“Anything can happen in the next half hour!”
Following the success of the science fiction adventure series Fireball XL5, Gerry and Sylvia Anderson’s next production was an undersea epic with hints of what was to come. In the near future the world is policed by orld Aquanaut Security Patrol (WASP), a high-tech operation that guards the undersea world from aggressors. The pride of the organization is a sophisticated ultra-modern sub called Stingray. When the crew of the super submarine encounters an undersea race of aquaphibians bent on the destruction of the human race, a prolonged war ensues.
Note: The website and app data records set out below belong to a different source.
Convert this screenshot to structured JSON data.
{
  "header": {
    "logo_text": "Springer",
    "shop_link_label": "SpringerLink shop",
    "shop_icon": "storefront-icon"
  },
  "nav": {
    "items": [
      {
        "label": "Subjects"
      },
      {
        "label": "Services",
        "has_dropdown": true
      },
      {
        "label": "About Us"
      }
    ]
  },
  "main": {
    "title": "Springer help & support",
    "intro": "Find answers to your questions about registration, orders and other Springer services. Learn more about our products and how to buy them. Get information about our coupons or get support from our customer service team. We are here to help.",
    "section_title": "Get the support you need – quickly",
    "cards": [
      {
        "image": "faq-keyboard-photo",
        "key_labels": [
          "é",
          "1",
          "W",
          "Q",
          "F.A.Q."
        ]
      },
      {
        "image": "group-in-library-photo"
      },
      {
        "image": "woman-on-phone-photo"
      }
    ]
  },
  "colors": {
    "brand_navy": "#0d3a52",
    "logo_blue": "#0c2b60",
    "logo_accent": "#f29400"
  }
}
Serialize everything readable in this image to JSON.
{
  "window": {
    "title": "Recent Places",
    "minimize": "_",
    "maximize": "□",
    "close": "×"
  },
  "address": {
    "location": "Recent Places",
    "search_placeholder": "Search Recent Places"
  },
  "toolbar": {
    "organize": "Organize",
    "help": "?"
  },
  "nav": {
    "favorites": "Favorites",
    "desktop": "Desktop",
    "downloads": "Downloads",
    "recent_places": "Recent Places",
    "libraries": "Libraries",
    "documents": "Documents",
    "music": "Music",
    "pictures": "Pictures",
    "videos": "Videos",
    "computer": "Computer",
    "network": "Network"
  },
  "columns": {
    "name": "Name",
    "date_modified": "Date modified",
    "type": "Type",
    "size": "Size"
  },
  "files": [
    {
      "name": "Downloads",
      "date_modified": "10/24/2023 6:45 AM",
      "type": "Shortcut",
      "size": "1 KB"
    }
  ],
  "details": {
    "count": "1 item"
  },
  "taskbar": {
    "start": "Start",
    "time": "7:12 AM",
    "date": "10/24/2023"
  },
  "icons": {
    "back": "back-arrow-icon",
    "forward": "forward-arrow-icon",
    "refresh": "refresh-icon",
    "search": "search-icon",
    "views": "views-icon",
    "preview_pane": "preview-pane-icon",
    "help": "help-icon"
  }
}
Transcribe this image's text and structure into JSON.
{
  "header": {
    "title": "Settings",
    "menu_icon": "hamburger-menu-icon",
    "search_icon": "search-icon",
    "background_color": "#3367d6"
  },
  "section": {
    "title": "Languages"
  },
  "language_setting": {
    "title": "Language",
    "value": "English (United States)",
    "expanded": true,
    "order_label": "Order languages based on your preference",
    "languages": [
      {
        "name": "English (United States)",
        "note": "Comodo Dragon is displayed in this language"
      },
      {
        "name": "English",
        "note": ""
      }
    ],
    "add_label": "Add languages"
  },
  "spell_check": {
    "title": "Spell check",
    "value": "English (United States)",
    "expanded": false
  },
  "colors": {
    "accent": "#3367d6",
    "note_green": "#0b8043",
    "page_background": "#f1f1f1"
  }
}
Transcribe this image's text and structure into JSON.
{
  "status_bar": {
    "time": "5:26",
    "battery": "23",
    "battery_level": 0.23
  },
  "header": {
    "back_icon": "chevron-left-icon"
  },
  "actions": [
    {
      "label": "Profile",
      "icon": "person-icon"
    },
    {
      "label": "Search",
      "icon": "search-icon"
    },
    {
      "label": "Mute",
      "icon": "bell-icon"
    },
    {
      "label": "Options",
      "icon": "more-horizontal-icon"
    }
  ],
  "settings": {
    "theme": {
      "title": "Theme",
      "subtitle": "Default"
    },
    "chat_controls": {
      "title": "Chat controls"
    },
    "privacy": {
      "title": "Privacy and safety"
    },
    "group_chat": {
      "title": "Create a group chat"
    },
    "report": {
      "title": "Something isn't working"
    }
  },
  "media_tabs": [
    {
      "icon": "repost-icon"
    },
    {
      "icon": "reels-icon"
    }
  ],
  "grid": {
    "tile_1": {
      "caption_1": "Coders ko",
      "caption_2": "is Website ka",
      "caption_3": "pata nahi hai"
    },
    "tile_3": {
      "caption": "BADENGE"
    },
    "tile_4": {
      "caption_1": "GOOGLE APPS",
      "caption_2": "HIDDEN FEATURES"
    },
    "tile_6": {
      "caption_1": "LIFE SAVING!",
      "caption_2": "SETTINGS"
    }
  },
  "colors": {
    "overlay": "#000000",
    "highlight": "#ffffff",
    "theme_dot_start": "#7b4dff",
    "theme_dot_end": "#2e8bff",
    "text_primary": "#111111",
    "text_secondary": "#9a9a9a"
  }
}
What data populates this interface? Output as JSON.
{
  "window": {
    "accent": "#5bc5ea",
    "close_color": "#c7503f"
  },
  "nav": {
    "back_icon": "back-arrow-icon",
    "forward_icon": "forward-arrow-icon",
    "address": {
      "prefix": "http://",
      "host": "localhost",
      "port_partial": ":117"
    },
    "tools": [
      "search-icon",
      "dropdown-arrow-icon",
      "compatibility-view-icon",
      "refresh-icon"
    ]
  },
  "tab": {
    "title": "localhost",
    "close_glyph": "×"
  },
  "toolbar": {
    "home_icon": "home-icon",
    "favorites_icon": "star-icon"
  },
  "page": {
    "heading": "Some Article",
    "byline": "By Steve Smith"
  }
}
In the realm of Supermarionation, Stingray is an odd one, somewhere between Fireball XL5 and Thunderbirds with its combination of high adventure and action mixed with the backdrop of an organization not unlike International Rescue. The puppets are a bit more detailed than what was on hand for Fireball XL5, and it’s in color as well, the first regular color series of its kind in the U.K. It’s also the first of the Supermarionation programs to really impress viewers with explosions and other special effects that would become a hallmark of such series, thanks to future James Bond effects man Derek Meddings.
The cast (I get a kick out of the way the puppets are introduced by their character names as if they were real people rather than the voice actor) consists of the square-jawed Troy Tempest and his co-pilot ‘Phones.’ The crusty Commander Sam Shore is in charge of the operation including his daughter Atlanta who of course longs to be held in Troy’s arms (but who wouldn’t? Just look at him). When a mute aquaphibian named Marina renounces her people and joins their ranks, an awkward love triangle is formed.
I’m honestly not sure which is weirder, the fact that one of the puppets is mute or that there is such a thing as a puppet love triangle. But Marina is such a mysterious beauty that the end credit sequence is devoted to her. Yes, at the close of each episode, viewers were lulled into a lovelorn state by the strings of “Aqua Marina.”
The plots of these programs are surprisingly mature, including the love triangle previously mentioned, yet it is also wistfully juvenile and fun. The villains are constantly coming up with new plots to destroy the people of Marineville and get Marina back, but it’s all just so very silly. One sequence showing the elaborate surveillance systems of aquaphibians goes on for ages and is basically just a phone call to see what’s going on. The attention to detail and ingenuity in set and prop design is maddening. It’s basically a Bond film done in miniature.
A stepping stone toward Thunderbirds, Stingray is often overlooked in the annals of Supermarionation programs, but it is well worth a visit. A roaring success, Stingray also spawned a couple of audio adventures and original novels. Much like Fireball XL5, it expanded into a weekly comic strip in Countdown that established its own mythology.
A mad mix of Voyage to the Bottom of the Sea and Thunderbirds, Stingray is one of the good ones.